Depyrogenation Oven & Heat Tunnel Validation
Depyrogenation Oven & Heat Tunnel Qualification – Performed by Ellab
Ellab performs qualification and/or validation of depyrogenation ovens & Tunnels throughout North America for our clients.
Qualification and/or validation performed by Ellab will typically include:
- Ellab generation of qualification protocol or utilization of client’s protocol
- Execution of qualification protocol
- Installation Qualification (IQ)
- Operational Qualification (OQ)
- Heat Distribution studies: The unit will be mapped empty with temperature sensors placed throughout the oven to measure uniformity, stability, and repeatability.
- Performance Qualification (PQ)
- Heat penetration studies: Load temperature mapping, which may include endotoxin challenge studies with inoculated samples.
- Utilization of Ellab’s validation equipment
- Thermocouple based
- E-Val Pro
- Ellab validation thermocouples
- Kapton coated Ultra-Premium Type T thermocouples
- E-Val Pro
- Data Logger Based
- Tracksense® Pro
- Semi Flex sensors leveraged with thermal barriers may be utilized
- Tracksense® Pro
- Thermocouple based
- Report completion and Summary Report
Depyrogenation Oven Overview
A depyrogenation oven and tunnels use dry heat for the removal of pyrogens from various heat-resistant pharmaceutical products and process equipment, most commonly glass vials used for aseptic filling. Pyrogens are thermally stable and are not removed though common sterilization processes, such as autoclaving, but extended exposure to elevated temperatures will remove them. For example, a thirty-minute exposure at 250°C will cause a 3 log reduction in the pyrogen count. Temperatures typically range from 160°C to 400°C, but can vary depending on the length of exposure and thermal stability of the product.
Batch processes can be performed in an oven, where product is placed in the chamber for a cycle and removed. Ovens should have an air pressure differential controlled to prevent flow from the dirty to clean sides of the unit. Additionally, door interlocks should be used for both safety and to prevent flow between clean and dirty process areas.
Continuous processes can be performed in a depyrogenation tunnel, where product is conveyed through different temperature zones while being transported from one area to another. There are typically three zones: preheat zone, heat zone, and cooling zone. Conveyor speed is a critical parameter, as this is the means of control for warm-up, exposure and cool down times. Multiple temperature profiles and conveyor speeds may be qualified and used for different load items. As with the ovens, air differentials should be used to create sterile boundaries and prevent cross contamination between sections of the oven and process areas.

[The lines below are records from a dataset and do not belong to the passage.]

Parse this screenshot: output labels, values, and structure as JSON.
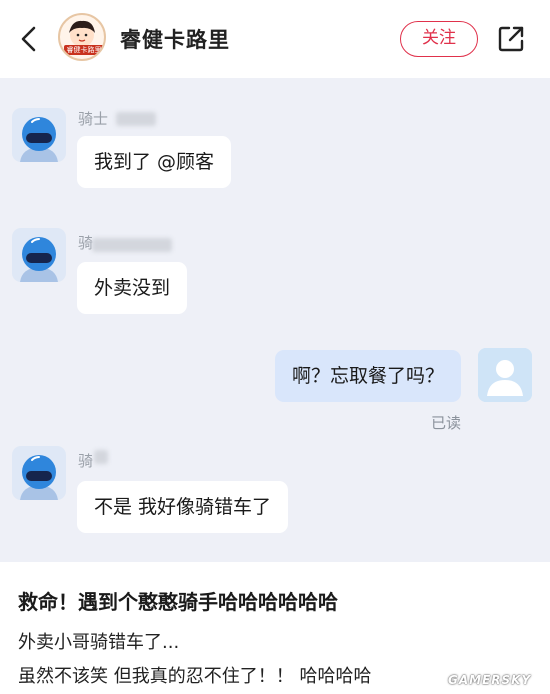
{
  "header": {
    "shop_name": "睿健卡路里",
    "logo_text": "睿健卡路里",
    "follow_label": "关注",
    "icons": {
      "back": "chevron-left-icon",
      "share": "share-external-icon"
    }
  },
  "chat": {
    "messages": [
      {
        "sender": "rider",
        "name": "骑士",
        "text": "我到了 @顾客"
      },
      {
        "sender": "rider",
        "name": "骑",
        "text": "外卖没到"
      },
      {
        "sender": "user",
        "text": "啊？忘取餐了吗？",
        "status": "已读"
      },
      {
        "sender": "rider",
        "name": "骑",
        "text": "不是 我好像骑错车了"
      }
    ]
  },
  "post": {
    "title": "救命！遇到个憨憨骑手哈哈哈哈哈哈",
    "lines": [
      "外卖小哥骑错车了...",
      "虽然不该笑 但我真的忍不住了！！ 哈哈哈哈"
    ]
  },
  "watermark": "GAMERSKY",
  "colors": {
    "accent": "#e0314b",
    "chat_bg": "#eef0f7",
    "bubble_out": "#d9e6fb",
    "helmet": "#2f86dc"
  }
}
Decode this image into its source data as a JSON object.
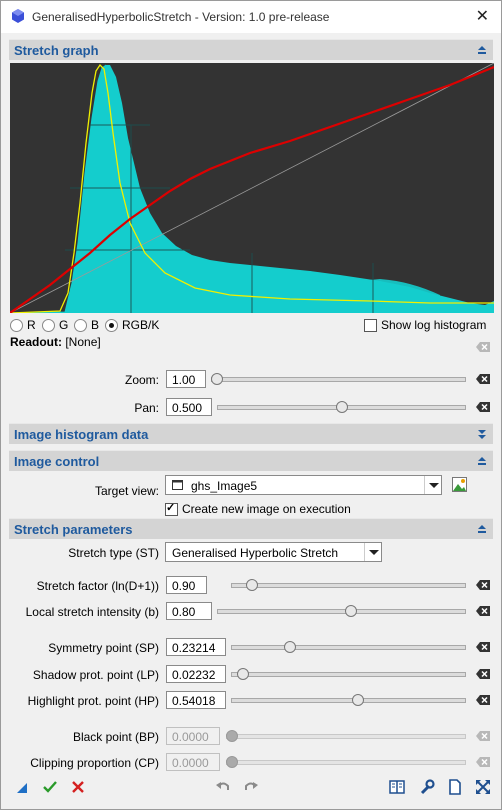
{
  "window": {
    "title": "GeneralisedHyperbolicStretch - Version: 1.0 pre-release",
    "close_label": "✕"
  },
  "sections": {
    "stretch_graph": "Stretch graph",
    "histogram_data": "Image histogram data",
    "image_control": "Image control",
    "stretch_params": "Stretch parameters"
  },
  "channels": {
    "r": "R",
    "g": "G",
    "b": "B",
    "rgbk": "RGB/K",
    "selected": "RGB/K"
  },
  "show_log": {
    "label": "Show log histogram",
    "checked": false
  },
  "readout": {
    "label": "Readout:",
    "value": "[None]"
  },
  "zoom": {
    "label": "Zoom:",
    "value": "1.00",
    "slider": 0.0
  },
  "pan": {
    "label": "Pan:",
    "value": "0.500",
    "slider": 0.5
  },
  "target_view": {
    "label": "Target view:",
    "value": "ghs_Image5"
  },
  "create_new": {
    "label": "Create new image on execution",
    "checked": true
  },
  "stretch_type": {
    "label": "Stretch type (ST)",
    "value": "Generalised Hyperbolic Stretch"
  },
  "params": {
    "stretch_factor": {
      "label": "Stretch factor (ln(D+1))",
      "value": "0.90",
      "slider": 0.09
    },
    "local_intensity": {
      "label": "Local stretch intensity (b)",
      "value": "0.80",
      "slider": 0.54
    },
    "symmetry": {
      "label": "Symmetry point (SP)",
      "value": "0.23214",
      "slider": 0.23
    },
    "shadow": {
      "label": "Shadow prot. point (LP)",
      "value": "0.02232",
      "slider": 0.02
    },
    "highlight": {
      "label": "Highlight prot. point (HP)",
      "value": "0.54018",
      "slider": 0.54
    },
    "black": {
      "label": "Black point (BP)",
      "value": "0.0000",
      "slider": 0.0
    },
    "clipping": {
      "label": "Clipping proportion (CP)",
      "value": "0.0000",
      "slider": 0.0
    }
  },
  "colors": {
    "section_text": "#1f5a9e",
    "histogram": "#14cdcd",
    "transform": "#dd0000",
    "derivative": "#f0f000",
    "graph_bg": "#333333"
  }
}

The qualification of a depyrogenation oven or tunnel requires validation sensors that can withstand exposure to extremely high temperatures. Ellab offers several solutions that are recommended for this application:
- Thermal Barriers, which are available in five sizes and offer protection for the sensors and loggers from temperatures ranging from 200°C to 400°C.
- TrackSense™ Pro High Temperature Sensors, offering accuracy of ±0.5°C over the range of 0°C to 400°C.
- E-Val™ Pro with high-temperature STC-KT thermocouples, with an accuracy of <0.5°C over the range of 0°C to 260°C, with a short-term exposure limit up to 350°C.
For applications with specific size restraints, Ellab also offers custom mineral-insulated semi-flexible metal sensors that can be cut in various lengths. The customization allows for the sensors to be used in any size vial or packaging that may otherwise pose spacing challenges.
The qualification of a temperature profile requires both distribution and penetration temperature mapping, allowing for the verification of both an even temperature distribution throughout the chamber and adequate heat penetration for required lethality collection. Additionally, it is imperative that sensors are located in the hardest-to-heat location within each load item and, if applicable, the hardest-to-heat load item is placed in the hardest-to-heat location within the chamber. The hardest-to-heat locations are determined by the location with the lowest lethality value (FH) during the empty chamber mapping, and the item with the lowest lethality during item temperature mapping.
As the depyrogenation process is driven by heat transfer between dry air and the product, it is crucial that sensor placement does not impede the flow of air around and through the product to be sterilized. Semi-flexible metal temperature sensors allow for some freedom in logger placement while maintaining the placement of the sensor, to ensure that the hardest-to-heat location temperature is captured in the study data.
Ellab offers an extensive catalog of validation equipment that is designed for the qualification of dry-heat sterilizers, and our validation staff are well experienced in writing and executing the necessary validation documentation for your depyrogenation oven or tunnel qualification.
Standards and Guidelines
- PDA Technical Report no. 3 – Offers guidance and industry practices for pharmaceutical manufactures in their approach to the validation of dry-heat sterilization processes. Also provides various aspects of validation using biological and endotoxin indicators.
- ISO 20857:2010 – Specifies requirements for developing and validating dry-heat sterilization and depyrogenation processes.